## PROBLEM DETAILS
Examine the entries below, count the lines holding the string "this", and respond with the number only.

(Entries from a dataset of interfaces)
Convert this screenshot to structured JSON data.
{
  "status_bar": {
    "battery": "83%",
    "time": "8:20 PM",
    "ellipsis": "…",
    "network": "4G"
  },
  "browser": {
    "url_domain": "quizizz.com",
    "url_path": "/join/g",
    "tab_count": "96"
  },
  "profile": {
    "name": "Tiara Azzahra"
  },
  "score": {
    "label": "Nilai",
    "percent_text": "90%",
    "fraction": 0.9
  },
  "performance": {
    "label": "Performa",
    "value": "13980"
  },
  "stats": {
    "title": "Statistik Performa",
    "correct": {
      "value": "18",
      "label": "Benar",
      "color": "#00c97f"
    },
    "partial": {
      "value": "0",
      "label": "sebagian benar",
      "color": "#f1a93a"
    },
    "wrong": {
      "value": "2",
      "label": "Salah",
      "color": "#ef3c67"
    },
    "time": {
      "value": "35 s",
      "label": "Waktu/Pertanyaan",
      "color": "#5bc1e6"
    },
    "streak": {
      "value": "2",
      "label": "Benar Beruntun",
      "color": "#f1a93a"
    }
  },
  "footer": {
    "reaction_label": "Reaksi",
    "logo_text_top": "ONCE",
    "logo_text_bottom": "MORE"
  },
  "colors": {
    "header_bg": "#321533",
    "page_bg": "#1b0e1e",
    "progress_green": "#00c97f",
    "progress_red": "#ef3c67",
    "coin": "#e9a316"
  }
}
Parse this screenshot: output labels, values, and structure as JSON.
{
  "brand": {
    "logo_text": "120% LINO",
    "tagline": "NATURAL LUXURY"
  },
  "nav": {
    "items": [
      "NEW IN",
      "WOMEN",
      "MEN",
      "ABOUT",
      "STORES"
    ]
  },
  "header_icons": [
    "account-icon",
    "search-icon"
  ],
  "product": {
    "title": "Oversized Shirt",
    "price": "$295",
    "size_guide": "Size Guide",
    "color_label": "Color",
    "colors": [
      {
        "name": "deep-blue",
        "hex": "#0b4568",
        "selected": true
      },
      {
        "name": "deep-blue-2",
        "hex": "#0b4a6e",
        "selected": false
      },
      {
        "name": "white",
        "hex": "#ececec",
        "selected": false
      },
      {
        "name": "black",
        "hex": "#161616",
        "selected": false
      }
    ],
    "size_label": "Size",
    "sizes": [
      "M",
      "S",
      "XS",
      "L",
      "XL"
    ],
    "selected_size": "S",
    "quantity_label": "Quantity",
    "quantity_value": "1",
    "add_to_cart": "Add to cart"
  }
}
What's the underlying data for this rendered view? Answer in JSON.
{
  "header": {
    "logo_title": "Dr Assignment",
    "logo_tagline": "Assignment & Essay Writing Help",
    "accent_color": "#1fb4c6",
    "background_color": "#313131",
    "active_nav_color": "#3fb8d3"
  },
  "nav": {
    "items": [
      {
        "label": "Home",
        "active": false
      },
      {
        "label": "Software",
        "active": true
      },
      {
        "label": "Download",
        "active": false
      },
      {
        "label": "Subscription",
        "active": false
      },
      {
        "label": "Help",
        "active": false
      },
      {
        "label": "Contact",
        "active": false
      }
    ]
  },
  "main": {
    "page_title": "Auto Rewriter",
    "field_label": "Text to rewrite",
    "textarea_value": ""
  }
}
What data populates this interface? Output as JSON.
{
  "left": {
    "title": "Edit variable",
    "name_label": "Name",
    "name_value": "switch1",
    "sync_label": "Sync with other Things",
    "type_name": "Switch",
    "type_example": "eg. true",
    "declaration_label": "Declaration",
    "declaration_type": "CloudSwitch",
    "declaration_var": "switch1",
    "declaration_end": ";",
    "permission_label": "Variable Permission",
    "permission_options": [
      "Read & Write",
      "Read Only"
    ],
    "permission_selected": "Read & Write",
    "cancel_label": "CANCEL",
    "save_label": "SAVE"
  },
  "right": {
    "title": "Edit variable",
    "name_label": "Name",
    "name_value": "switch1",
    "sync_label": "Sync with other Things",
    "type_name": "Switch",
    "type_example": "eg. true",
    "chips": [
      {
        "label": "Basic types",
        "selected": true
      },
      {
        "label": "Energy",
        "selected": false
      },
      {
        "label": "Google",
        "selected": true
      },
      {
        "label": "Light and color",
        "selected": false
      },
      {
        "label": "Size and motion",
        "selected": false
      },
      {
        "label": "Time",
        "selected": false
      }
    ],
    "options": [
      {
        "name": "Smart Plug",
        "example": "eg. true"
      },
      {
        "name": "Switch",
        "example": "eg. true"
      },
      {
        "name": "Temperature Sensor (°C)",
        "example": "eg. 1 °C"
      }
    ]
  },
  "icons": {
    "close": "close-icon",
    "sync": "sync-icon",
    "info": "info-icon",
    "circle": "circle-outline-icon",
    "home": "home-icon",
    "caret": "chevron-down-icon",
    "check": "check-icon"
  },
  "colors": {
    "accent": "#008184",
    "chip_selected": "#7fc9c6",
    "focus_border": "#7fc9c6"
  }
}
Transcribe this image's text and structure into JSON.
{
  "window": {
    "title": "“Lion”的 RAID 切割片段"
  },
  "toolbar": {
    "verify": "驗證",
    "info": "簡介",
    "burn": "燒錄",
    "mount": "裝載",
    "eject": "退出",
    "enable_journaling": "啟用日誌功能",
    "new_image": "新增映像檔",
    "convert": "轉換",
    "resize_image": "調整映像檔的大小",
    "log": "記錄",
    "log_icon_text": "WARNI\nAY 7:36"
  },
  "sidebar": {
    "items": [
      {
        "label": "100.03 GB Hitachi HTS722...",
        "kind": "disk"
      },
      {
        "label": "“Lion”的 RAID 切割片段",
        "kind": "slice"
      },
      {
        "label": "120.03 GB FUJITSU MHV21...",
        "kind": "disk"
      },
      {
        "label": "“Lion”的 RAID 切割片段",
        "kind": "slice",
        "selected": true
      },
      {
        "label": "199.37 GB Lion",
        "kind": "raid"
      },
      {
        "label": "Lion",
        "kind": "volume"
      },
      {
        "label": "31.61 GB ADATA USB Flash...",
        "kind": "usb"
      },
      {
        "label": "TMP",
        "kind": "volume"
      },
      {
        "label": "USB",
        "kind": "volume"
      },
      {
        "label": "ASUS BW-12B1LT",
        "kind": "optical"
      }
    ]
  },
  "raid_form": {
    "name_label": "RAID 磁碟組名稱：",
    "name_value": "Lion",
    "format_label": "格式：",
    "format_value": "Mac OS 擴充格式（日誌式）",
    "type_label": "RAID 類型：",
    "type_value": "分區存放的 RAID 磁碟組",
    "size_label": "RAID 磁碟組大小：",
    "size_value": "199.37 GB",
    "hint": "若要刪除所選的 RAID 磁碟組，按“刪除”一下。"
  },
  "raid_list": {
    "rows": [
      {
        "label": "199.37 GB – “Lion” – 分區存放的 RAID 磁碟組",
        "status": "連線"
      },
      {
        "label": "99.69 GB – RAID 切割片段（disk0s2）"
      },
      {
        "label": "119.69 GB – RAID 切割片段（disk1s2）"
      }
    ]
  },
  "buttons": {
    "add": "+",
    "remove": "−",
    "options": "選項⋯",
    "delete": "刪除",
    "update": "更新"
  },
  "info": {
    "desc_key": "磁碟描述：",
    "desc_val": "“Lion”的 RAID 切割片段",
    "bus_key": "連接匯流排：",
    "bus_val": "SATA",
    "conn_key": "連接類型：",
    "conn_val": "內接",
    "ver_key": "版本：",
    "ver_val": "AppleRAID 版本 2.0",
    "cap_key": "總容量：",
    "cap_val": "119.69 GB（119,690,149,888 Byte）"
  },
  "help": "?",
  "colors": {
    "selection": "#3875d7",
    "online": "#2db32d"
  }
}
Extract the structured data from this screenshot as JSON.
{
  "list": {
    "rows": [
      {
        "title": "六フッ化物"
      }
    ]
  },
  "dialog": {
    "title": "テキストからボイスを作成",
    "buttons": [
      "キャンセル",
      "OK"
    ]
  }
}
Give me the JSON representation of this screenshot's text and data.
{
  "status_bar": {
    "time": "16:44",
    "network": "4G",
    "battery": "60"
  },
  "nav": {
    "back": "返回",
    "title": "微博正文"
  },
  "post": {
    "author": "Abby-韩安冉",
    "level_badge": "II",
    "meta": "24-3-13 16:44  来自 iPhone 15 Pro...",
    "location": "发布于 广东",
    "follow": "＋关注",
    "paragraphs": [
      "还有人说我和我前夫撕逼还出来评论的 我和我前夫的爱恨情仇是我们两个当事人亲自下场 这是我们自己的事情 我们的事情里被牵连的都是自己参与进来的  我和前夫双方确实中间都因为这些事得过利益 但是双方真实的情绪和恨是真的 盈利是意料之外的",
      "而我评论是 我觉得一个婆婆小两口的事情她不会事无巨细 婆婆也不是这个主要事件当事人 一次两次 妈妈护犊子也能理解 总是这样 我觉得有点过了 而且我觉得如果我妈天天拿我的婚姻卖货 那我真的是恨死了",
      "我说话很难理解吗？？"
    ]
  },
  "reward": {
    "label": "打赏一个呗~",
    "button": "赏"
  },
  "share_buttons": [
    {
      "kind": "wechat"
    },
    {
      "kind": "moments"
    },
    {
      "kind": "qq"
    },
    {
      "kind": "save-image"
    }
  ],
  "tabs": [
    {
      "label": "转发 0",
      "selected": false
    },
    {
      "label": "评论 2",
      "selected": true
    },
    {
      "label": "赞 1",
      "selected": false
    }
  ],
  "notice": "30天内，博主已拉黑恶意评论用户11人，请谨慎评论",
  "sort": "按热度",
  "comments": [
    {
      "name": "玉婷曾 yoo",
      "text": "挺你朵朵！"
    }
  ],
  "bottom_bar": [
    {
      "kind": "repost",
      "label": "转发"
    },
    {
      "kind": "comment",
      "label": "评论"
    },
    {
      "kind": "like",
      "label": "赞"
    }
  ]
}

## TASK OUTPUT
7